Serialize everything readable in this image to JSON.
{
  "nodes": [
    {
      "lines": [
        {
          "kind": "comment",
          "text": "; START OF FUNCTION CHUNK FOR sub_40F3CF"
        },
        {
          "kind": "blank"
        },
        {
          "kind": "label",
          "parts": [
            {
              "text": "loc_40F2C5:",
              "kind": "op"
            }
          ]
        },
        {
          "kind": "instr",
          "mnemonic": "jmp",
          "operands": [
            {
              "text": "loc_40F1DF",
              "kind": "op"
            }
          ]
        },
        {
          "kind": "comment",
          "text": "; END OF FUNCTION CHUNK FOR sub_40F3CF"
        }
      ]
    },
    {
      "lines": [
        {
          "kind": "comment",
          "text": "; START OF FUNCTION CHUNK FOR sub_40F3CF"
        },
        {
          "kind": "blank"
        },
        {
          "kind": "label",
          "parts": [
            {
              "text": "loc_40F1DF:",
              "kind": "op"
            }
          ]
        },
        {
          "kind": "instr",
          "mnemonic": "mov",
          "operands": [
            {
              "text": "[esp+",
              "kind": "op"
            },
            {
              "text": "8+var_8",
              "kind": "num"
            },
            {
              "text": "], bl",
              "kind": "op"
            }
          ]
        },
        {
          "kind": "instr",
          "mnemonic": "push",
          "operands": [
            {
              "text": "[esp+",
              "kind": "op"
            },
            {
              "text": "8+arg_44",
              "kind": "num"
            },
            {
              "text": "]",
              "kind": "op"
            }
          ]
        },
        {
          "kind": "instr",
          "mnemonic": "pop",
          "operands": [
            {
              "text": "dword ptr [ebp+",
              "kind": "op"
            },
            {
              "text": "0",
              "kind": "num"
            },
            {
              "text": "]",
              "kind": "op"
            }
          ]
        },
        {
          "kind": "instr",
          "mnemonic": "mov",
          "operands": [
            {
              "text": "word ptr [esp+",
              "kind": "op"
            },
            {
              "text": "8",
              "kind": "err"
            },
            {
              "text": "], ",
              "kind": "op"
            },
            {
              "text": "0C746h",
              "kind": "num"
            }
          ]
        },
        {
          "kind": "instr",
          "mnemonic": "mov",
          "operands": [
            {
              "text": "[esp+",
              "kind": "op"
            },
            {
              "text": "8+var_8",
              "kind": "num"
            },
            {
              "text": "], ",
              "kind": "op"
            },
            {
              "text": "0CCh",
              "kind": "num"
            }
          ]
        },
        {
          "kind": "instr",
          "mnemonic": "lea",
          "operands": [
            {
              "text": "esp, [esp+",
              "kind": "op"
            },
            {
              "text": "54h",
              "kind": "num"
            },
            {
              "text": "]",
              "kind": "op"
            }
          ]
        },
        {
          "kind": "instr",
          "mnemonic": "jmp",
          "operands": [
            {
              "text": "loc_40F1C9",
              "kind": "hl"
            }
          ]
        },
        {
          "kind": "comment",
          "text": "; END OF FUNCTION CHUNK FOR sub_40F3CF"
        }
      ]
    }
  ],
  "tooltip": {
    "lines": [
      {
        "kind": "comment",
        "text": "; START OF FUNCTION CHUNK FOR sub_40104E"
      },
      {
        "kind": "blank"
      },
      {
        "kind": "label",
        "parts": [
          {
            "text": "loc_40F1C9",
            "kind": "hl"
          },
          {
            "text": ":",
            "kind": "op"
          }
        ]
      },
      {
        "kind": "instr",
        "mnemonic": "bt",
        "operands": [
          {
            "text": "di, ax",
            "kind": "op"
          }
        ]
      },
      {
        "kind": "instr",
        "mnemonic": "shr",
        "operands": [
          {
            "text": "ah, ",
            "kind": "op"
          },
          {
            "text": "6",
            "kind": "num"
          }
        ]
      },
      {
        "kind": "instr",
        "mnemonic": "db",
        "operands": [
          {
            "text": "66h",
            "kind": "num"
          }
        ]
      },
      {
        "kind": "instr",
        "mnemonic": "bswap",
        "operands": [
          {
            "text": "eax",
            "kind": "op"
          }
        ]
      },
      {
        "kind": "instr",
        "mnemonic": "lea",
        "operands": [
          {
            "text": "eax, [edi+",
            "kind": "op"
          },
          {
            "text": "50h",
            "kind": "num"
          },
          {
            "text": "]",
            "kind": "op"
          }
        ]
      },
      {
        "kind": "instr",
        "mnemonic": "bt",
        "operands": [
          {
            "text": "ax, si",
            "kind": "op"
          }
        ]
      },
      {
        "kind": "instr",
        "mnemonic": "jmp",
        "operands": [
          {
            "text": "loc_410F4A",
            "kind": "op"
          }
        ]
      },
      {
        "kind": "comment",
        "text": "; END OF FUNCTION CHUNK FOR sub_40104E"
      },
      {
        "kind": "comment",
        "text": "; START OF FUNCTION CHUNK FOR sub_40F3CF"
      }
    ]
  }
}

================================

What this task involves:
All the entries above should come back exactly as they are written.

Reply to the exercise:
Serialize everything readable in this image to JSON.
{
  "nodes": [
    {
      "lines": [
        {
          "kind": "comment",
          "text": "; START OF FUNCTION CHUNK FOR sub_40F3CF"
        },
        {
          "kind": "blank"
        },
        {
          "kind": "label",
          "parts": [
            {
              "text": "loc_40F2C5:",
              "kind": "op"
            }
          ]
        },
        {
          "kind": "instr",
          "mnemonic": "jmp",
          "operands": [
            {
              "text": "loc_40F1DF",
              "kind": "op"
            }
          ]
        },
        {
          "kind": "comment",
          "text": "; END OF FUNCTION CHUNK FOR sub_40F3CF"
        }
      ]
    },
    {
      "lines": [
        {
          "kind": "comment",
          "text": "; START OF FUNCTION CHUNK FOR sub_40F3CF"
        },
        {
          "kind": "blank"
        },
        {
          "kind": "label",
          "parts": [
            {
              "text": "loc_40F1DF:",
              "kind": "op"
            }
          ]
        },
        {
          "kind": "instr",
          "mnemonic": "mov",
          "operands": [
            {
              "text": "[esp+",
              "kind": "op"
            },
            {
              "text": "8+var_8",
              "kind": "num"
            },
            {
              "text": "], bl",
              "kind": "op"
            }
          ]
        },
        {
          "kind": "instr",
          "mnemonic": "push",
          "operands": [
            {
              "text": "[esp+",
              "kind": "op"
            },
            {
              "text": "8+arg_44",
              "kind": "num"
            },
            {
              "text": "]",
              "kind": "op"
            }
          ]
        },
        {
          "kind": "instr",
          "mnemonic": "pop",
          "operands": [
            {
              "text": "dword ptr [ebp+",
              "kind": "op"
            },
            {
              "text": "0",
              "kind": "num"
            },
            {
              "text": "]",
              "kind": "op"
            }
          ]
        },
        {
          "kind": "instr",
          "mnemonic": "mov",
          "operands": [
            {
              "text": "word ptr [esp+",
              "kind": "op"
            },
            {
              "text": "8",
              "kind": "err"
            },
            {
              "text": "], ",
              "kind": "op"
            },
            {
              "text": "0C746h",
              "kind": "num"
            }
          ]
        },
        {
          "kind": "instr",
          "mnemonic": "mov",
          "operands": [
            {
              "text": "[esp+",
              "kind": "op"
            },
            {
              "text": "8+var_8",
              "kind": "num"
            },
            {
              "text": "], ",
              "kind": "op"
            },
            {
              "text": "0CCh",
              "kind": "num"
            }
          ]
        },
        {
          "kind": "instr",
          "mnemonic": "lea",
          "operands": [
            {
              "text": "esp, [esp+",
              "kind": "op"
            },
            {
              "text": "54h",
              "kind": "num"
            },
            {
              "text": "]",
              "kind": "op"
            }
          ]
        },
        {
          "kind": "instr",
          "mnemonic": "jmp",
          "operands": [
            {
              "text": "loc_40F1C9",
              "kind": "hl"
            }
          ]
        },
        {
          "kind": "comment",
          "text": "; END OF FUNCTION CHUNK FOR sub_40F3CF"
        }
      ]
    }
  ],
  "tooltip": {
    "lines": [
      {
        "kind": "comment",
        "text": "; START OF FUNCTION CHUNK FOR sub_40104E"
      },
      {
        "kind": "blank"
      },
      {
        "kind": "label",
        "parts": [
          {
            "text": "loc_40F1C9",
            "kind": "hl"
          },
          {
            "text": ":",
            "kind": "op"
          }
        ]
      },
      {
        "kind": "instr",
        "mnemonic": "bt",
        "operands": [
          {
            "text": "di, ax",
            "kind": "op"
          }
        ]
      },
      {
        "kind": "instr",
        "mnemonic": "shr",
        "operands": [
          {
            "text": "ah, ",
            "kind": "op"
          },
          {
            "text": "6",
            "kind": "num"
          }
        ]
      },
      {
        "kind": "instr",
        "mnemonic": "db",
        "operands": [
          {
            "text": "66h",
            "kind": "num"
          }
        ]
      },
      {
        "kind": "instr",
        "mnemonic": "bswap",
        "operands": [
          {
            "text": "eax",
            "kind": "op"
          }
        ]
      },
      {
        "kind": "instr",
        "mnemonic": "lea",
        "operands": [
          {
            "text": "eax, [edi+",
            "kind": "op"
          },
          {
            "text": "50h",
            "kind": "num"
          },
          {
            "text": "]",
            "kind": "op"
          }
        ]
      },
      {
        "kind": "instr",
        "mnemonic": "bt",
        "operands": [
          {
            "text": "ax, si",
            "kind": "op"
          }
        ]
      },
      {
        "kind": "instr",
        "mnemonic": "jmp",
        "operands": [
          {
            "text": "loc_410F4A",
            "kind": "op"
          }
        ]
      },
      {
        "kind": "comment",
        "text": "; END OF FUNCTION CHUNK FOR sub_40104E"
      },
      {
        "kind": "comment",
        "text": "; START OF FUNCTION CHUNK FOR sub_40F3CF"
      }
    ]
  }
}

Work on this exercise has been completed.